Deceased Vietnam vet to get recognition at wall

Thursday, April 11, 2002


By Mark Bliss ~ Southeast Missourian

What the Viet Cong couldn't do to Roger Flynn East, Agent Orange finally did.

Now, three years after his death, the former Cape Girardeau man will be honored as a casualty of war in a ceremony Monday at the Vietnam Veterans Memorial wall in Washington.

His parents, Dorothy and J.J. East Jr. of Cape Girardeau, say they're glad their son, who died at the age of 46, will be recognized for his sacrifice.

Kyle East, one of Roger's three sons and a punter on the Southeast Missouri State University football team, will read his father's name at the ceremony. Doing so, he said, will be a lot harder than kicking a football.

"He is a hero for sure, especially for us," Kyle East said.

Dorothy and J.J. East refuse to be bitter about their son's death, although they say the toxic chemical used by the United States to defoliate the jungles of Vietnam caused the throat cancer that killed him. Still, they say Roger didn't blame the federal government when he was dying. They don't either.

Joining the Army

Roger East graduated from Cape Girardeau Central High School in 1970 and joined the Army at 18 to fight in Vietnam. He arrived in Saigon in January 1971 and served on helicopter gunships as crew chief and gunner, mostly close to the Cambodian border.

He returned home in February 1972 having seen his share of combat.

He joined the Missouri National Guard, serving with the 1140th Engineering Battalion and the 135th Engineering Group headquartered at the armory in Cape Girardeau. He worked his way up to the rank of major and managed the Guard's weekend training site at Wappapello, Mo., from February 1998 until his death.

Roger East lived near Paducah, Ky., with his wife, Pam, and their sons for the last dozen years of his life. He worked as a pharmaceutical salesman and as a coach of the Lone Oak, Ky., High School football team.

He died at a Paducah hospital on Jan. 11, 1999. It came 27 years after returning home from the Vietnam War as a decorated soldier. He had a Bronze Star for bravery in combat, among other medals. He helped rescue two wounded soldiers during a skirmish with the Viet Cong.

Dorothy East and her husband say they have come to terms with their son's death.

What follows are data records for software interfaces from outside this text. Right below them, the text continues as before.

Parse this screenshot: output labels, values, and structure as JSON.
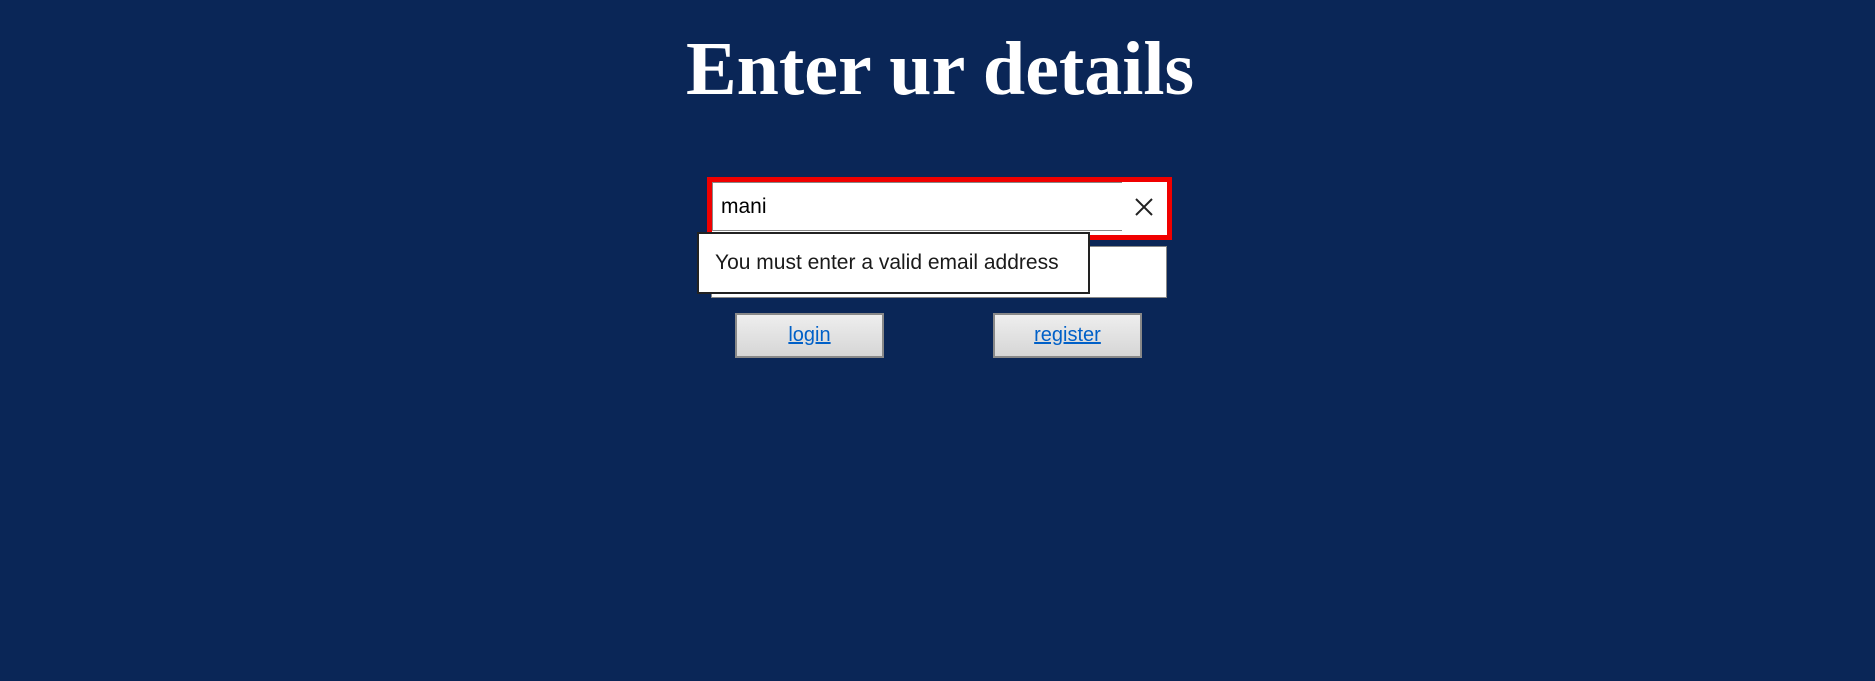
{
  "title": "Enter ur details",
  "email_field": {
    "value": "mani",
    "clear_icon": "close-icon"
  },
  "password_field": {
    "value": ""
  },
  "validation_tooltip": "You must enter a valid email address",
  "buttons": {
    "login": "login",
    "register": "register"
  },
  "colors": {
    "background": "#0a2657",
    "error_outline": "#f00000",
    "link": "#0060c8"
  }
}
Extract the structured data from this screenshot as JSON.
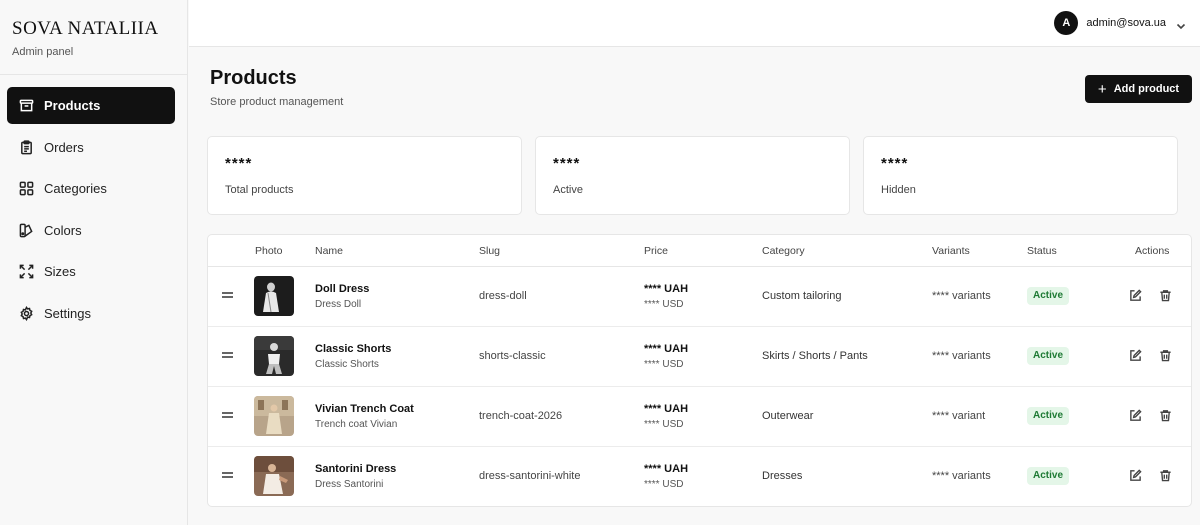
{
  "brand": {
    "title": "SOVA NATALIIA",
    "subtitle": "Admin panel"
  },
  "sidebar": {
    "items": [
      {
        "label": "Products",
        "icon": "archive-icon",
        "active": true
      },
      {
        "label": "Orders",
        "icon": "clipboard-icon",
        "active": false
      },
      {
        "label": "Categories",
        "icon": "grid-icon",
        "active": false
      },
      {
        "label": "Colors",
        "icon": "palette-icon",
        "active": false
      },
      {
        "label": "Sizes",
        "icon": "expand-icon",
        "active": false
      },
      {
        "label": "Settings",
        "icon": "gear-icon",
        "active": false
      }
    ]
  },
  "topbar": {
    "avatar_initial": "A",
    "email": "admin@sova.ua"
  },
  "header": {
    "title": "Products",
    "subtitle": "Store product management",
    "add_label": "Add product"
  },
  "stats": [
    {
      "value": "****",
      "label": "Total products"
    },
    {
      "value": "****",
      "label": "Active"
    },
    {
      "value": "****",
      "label": "Hidden"
    }
  ],
  "table": {
    "columns": [
      "Photo",
      "Name",
      "Slug",
      "Price",
      "Category",
      "Variants",
      "Status",
      "Actions"
    ],
    "rows": [
      {
        "name": "Doll Dress",
        "subname": "Dress Doll",
        "slug": "dress-doll",
        "price_uah": "**** UAH",
        "price_usd": "**** USD",
        "category": "Custom tailoring",
        "variants": "**** variants",
        "status": "Active"
      },
      {
        "name": "Classic Shorts",
        "subname": "Classic Shorts",
        "slug": "shorts-classic",
        "price_uah": "**** UAH",
        "price_usd": "**** USD",
        "category": "Skirts / Shorts / Pants",
        "variants": "**** variants",
        "status": "Active"
      },
      {
        "name": "Vivian Trench Coat",
        "subname": "Trench coat Vivian",
        "slug": "trench-coat-2026",
        "price_uah": "**** UAH",
        "price_usd": "**** USD",
        "category": "Outerwear",
        "variants": "**** variant",
        "status": "Active"
      },
      {
        "name": "Santorini Dress",
        "subname": "Dress Santorini",
        "slug": "dress-santorini-white",
        "price_uah": "**** UAH",
        "price_usd": "**** USD",
        "category": "Dresses",
        "variants": "**** variants",
        "status": "Active"
      }
    ]
  },
  "colors": {
    "accent": "#111111",
    "status_bg": "#e4f6e8",
    "status_text": "#1e7a34"
  }
}
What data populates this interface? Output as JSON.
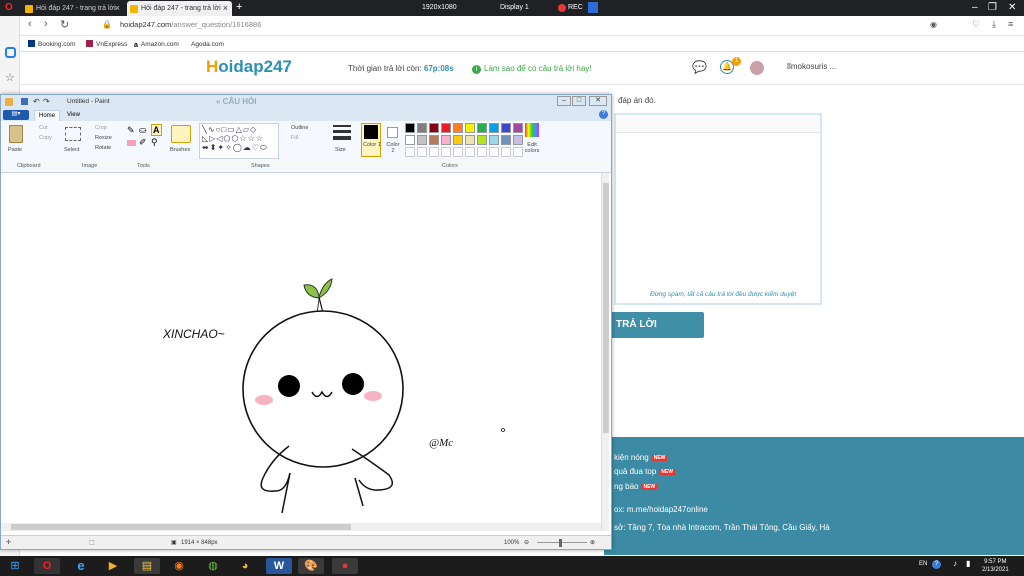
{
  "browser": {
    "tabs": [
      {
        "title": "Hỏi đáp 247 - trang trả lời"
      },
      {
        "title": "Hỏi đáp 247 - trang trả lời"
      }
    ],
    "url_host": "hoidap247.com",
    "url_path": "/answer_question/1616886",
    "bookmarks": [
      "Booking.com",
      "VnExpress",
      "Amazon.com",
      "Agoda.com"
    ],
    "recording": {
      "resolution": "1920x1080",
      "display": "Display 1",
      "rec_label": "REC"
    }
  },
  "site": {
    "logo_main": "oidap247",
    "logo_h": "H",
    "timer_label": "Thời gian trả lời còn:",
    "timer_value": "67p:08s",
    "howto": "Làm sao để có câu trả lời hay!",
    "notif_count": "1",
    "username": "ʬmokosuris ...",
    "notice": "đáp án đó.",
    "editor_note": "Đừng spam, tất cả câu trả lời đều được kiểm duyệt",
    "answer_button": "TRẢ LỜI",
    "footer_links": [
      {
        "label": "kiện nóng",
        "badge": "NEW"
      },
      {
        "label": "quả đua top",
        "badge": "NEW"
      },
      {
        "label": "ng báo",
        "badge": "NEW"
      }
    ],
    "footer_contact": "ox: m.me/hoidap247online",
    "footer_address": "sở: Tầng 7, Tòa nhà Intracom, Trần Thái Tông, Cầu Giấy, Hà"
  },
  "paint": {
    "title": "Untitled - Paint",
    "tabs": [
      "Home",
      "View"
    ],
    "clipboard": {
      "paste": "Paste",
      "cut": "Cut",
      "copy": "Copy",
      "group": "Clipboard"
    },
    "image": {
      "select": "Select",
      "crop": "Crop",
      "resize": "Resize",
      "rotate": "Rotate",
      "group": "Image"
    },
    "tools_group": "Tools",
    "brushes": "Brushes",
    "shapes": {
      "outline": "Outline",
      "fill": "Fill",
      "group": "Shapes"
    },
    "size": "Size",
    "color1": "Color 1",
    "color2": "Color 2",
    "edit_colors": "Edit colors",
    "colors_group": "Colors",
    "palette_row1": [
      "#000000",
      "#7f7f7f",
      "#880015",
      "#ed1c24",
      "#ff7f27",
      "#fff200",
      "#22b14c",
      "#00a2e8",
      "#3f48cc",
      "#a349a4"
    ],
    "palette_row2": [
      "#ffffff",
      "#c3c3c3",
      "#b97a57",
      "#ffaec9",
      "#ffc90e",
      "#efe4b0",
      "#b5e61d",
      "#99d9ea",
      "#7092be",
      "#c8bfe7"
    ],
    "drawing": {
      "greeting": "XINCHAO~",
      "signature": "@Mc"
    },
    "status_size": "1914 × 848px",
    "zoom": "100%",
    "header_fragment": "« CÂU HỎI"
  },
  "taskbar": {
    "time": "9:57 PM",
    "date": "2/13/2021",
    "lang": "EN"
  }
}
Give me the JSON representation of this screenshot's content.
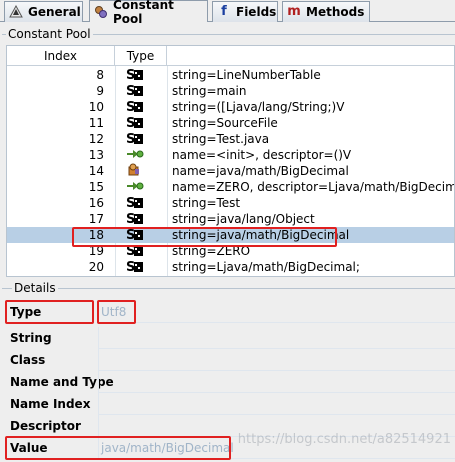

"We just decided this was God's plan," she said.

Canceled insurance

Dorothy East said the throat cancer surfaced in 1997, shortly after her son canceled his cancer insurance because he thought Agent Orange-related cancer wouldn't show up more than 25 years after his tour of duty in Vietnam.

East continued to serve in the National Guard even as he battled the cancer, undergoing treatment at a Houston hospital.

When he died, there was no posthumous medal, just a brief mention of his service to his country in a newspaper obituary. His name wasn't etched on the Vietnam memorial wall because he didn't die in combat.

But East and 53 other Vietnam veterans who died after exposure to Agent Orange will be recognized at the fourth annual "In Memory Day," scheduled for 10 a.m. Monday at the memorial wall.

East's parents, wife and children will attend the ceremony, which is expected to draw more than 500 family members and friends of the honorees.

"We are anxious to go and honor him," said his mother.

"He would be proud of it," J.J. East said of his son.

But Dorothy East said her son would have been even prouder of the other honorees.

"He was not a selfish person."

Bert Wells, chief warrant officer for the Missouri National Guard's 1140th Engineering Battalion, welcomed the ceremony.

East and others deserve to be honored as casualties of war, he said. "He was just a super individual," said Wells, who served with East in the National Guard. "He was highly respected."

The Vietnam Veterans Memorial Fund, a non-profit group, has recognized nearly 800 deceased veterans of the Vietnam War since it began holding the ceremonies in 1999. The honorees all died from illnesses or suicides said to be related to their tours of duty in Vietnam.

Even though the federal government hasn't officially attributed the death of East and others to Agent Orange, the evidence is enough for many veterans' families and their supporters.

East was nominated by a nephew, Jeremy East of Lee's Summit, Mo., who wanted to see him recognized for having given his life for his country.

Dorothy East said the family has contributed photographs and other personal items that will be placed in the National Park Service archives.

Organizers said the annual ceremony is held on April 15 to coincide with Patriots Day, which commemorates the battles of Lexington and Concord at the start of the Revolutionary War.

335-6611, extension 123

Respond to this story

Posting a comment requires free registration: